Mum's eye sewn shut after lash tech sees 'tiny spot'

Chloe when her eye was sewn shut
Chloe's eye was sewn shut -Credit:Chloe Boulden/SWNS

A mum alerted to a tiny spot on her eye while getting her lashes done was diagnosed with skin cancer - and had to have her eye sewn shut to treat it. Chloe Boulden, 28, was told she had a tiny spot on her lash line when she went to get eyelash extensions in October 2022.

The spot beneath her left eye continued to grow and become red over the next few months - and Chloe became more concerned. In October 2023 a skin check-up led to her being booked in for an urgent appointment with a specialist.

A biopsy revealed the mum-of-four had basal cell carcinoma - a form of skin cancer caused by sun exposure. Chloe had to have the cancerous part of her eye cut away and a skin graft taken from her neck to replace it, in a full eye reconstructive surgery.

Then she had to have her eye sewn shut for weeks to get an established blood supply to the graft. Now Chloe wants to remind others of the importance of sun protection - and to warn people to "take skin cancer seriously".

Chloe, a baker, said: "When I went to my skin check, the doctor said 'I don't mean to scare you, but this doesn't look good'. It sunk in when I went to the plastic surgeon and he confirmed it was cancerous.

"To be 28 years old and need a full eyelid reconstruction is pretty devastating - when I went for the surgery I was very emotional.

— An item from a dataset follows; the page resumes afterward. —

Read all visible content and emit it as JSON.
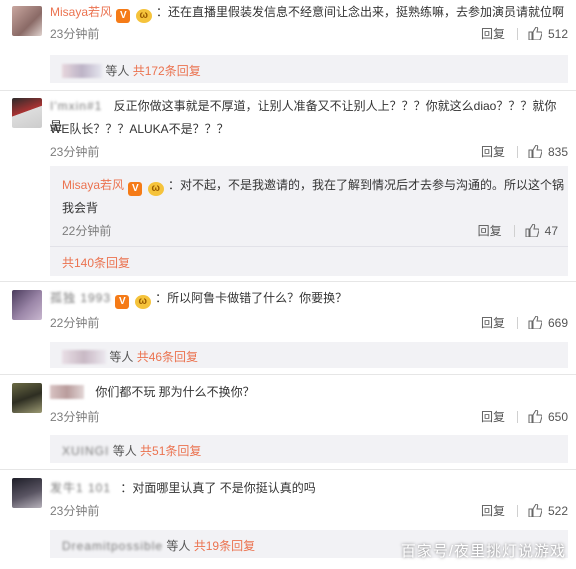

Unfortunately I found out the cancer had spread and I need another surgery, but fingers crossed that'll be it then.

"I never thought anything like this would happen to me - people seem to think skin cancer isn't as dangerous as other cancers, but it can be. And it can happen to anyone - no matter your age or gender."

Since becoming a mum to Aaliyah, 10, Amaya, eight, Orlo, five, and Meadow, three, Chloe said she had adopted a good attitude towards sun safety. But in her teenage years she would sunbathe for hours with no protection - lying on the beach until she was "red raw" and hoping the redness would turn into a tan.

She would even apply tanning oil with no SPF to help tan her further - not realising the damage she might be doing. But, years on, Chloe didn't think much of the small spot on her eye when she was first alerted to it.

Chloe in hospital
Chloe in hospital -Credit:Chloe Boulden/SWNS

She got it checked out anyway, but the optometrist reckoned it was just a blocked tear duct and prescribed an ointment. She went to A&E in March 2023 when her eye turned "really red" but again doctors didn't piece it together. But in October 2023, during her yearly skin check, the doctor spotted it.

Chloe said: "He checked my face and asked how long I had the lump on my eye. He said 'I don't mean to scare you, but this doesn't look good'. I was oblivious and in shock - I didn't even think it could be cancerous."

She was referred immediately to a top plastic surgeon - who "took one look and instantly knew". A biopsy was taken, which confirmed it was basal cell carcinoma and she was told she would need surgery.

On May 8 this year, she had a full eyelid reconstruction surgery where a specialist surgeon cut out the cancerous skin from her lower eyelid and replaced it with a 4mm skin graft from behind her ear. The doctors had to sew her eyelid shut for several weeks to allow the new skin graft to develop a blood flow.

While the surgery went well, Chloe learned it had spread and had slightly wider margins than anticipated. She will need one final surgery on May 29, which will remove any final cancer cells. Doctors will also unstitch her eye so she'll be able to see out of it again.

She said: "It's very frustrating because you can't physically open your eye. I can't go and play football with the kids, because I can't catch - I've lost all depth perception.

"Mentally, I'd love to just hide in a hole, but as a parent unfortunately that can’t happen. My husband, Drew, 31, is a fly-in-fly-out worker so he's away with work, but I have a good family support network at home."

If everything goes smoothly after, Chloe won't need further treatments apart from regular check-ups. But she said she wants her experience to be a lesson and a warning to others.

Chloe, from Adelaide, Australia, said: "The doctors can't tell me exactly how or why I developed cancer, but in the textbook it's commonly from severe sunburns. In my younger years, I got burnt a lot - I just never thought this would happen to me.

"It's about education and knowing what to look for - skin cancer isn't always a freckle or a mole. I want to raise awareness of what to look out for and remind people to get regular skin checks."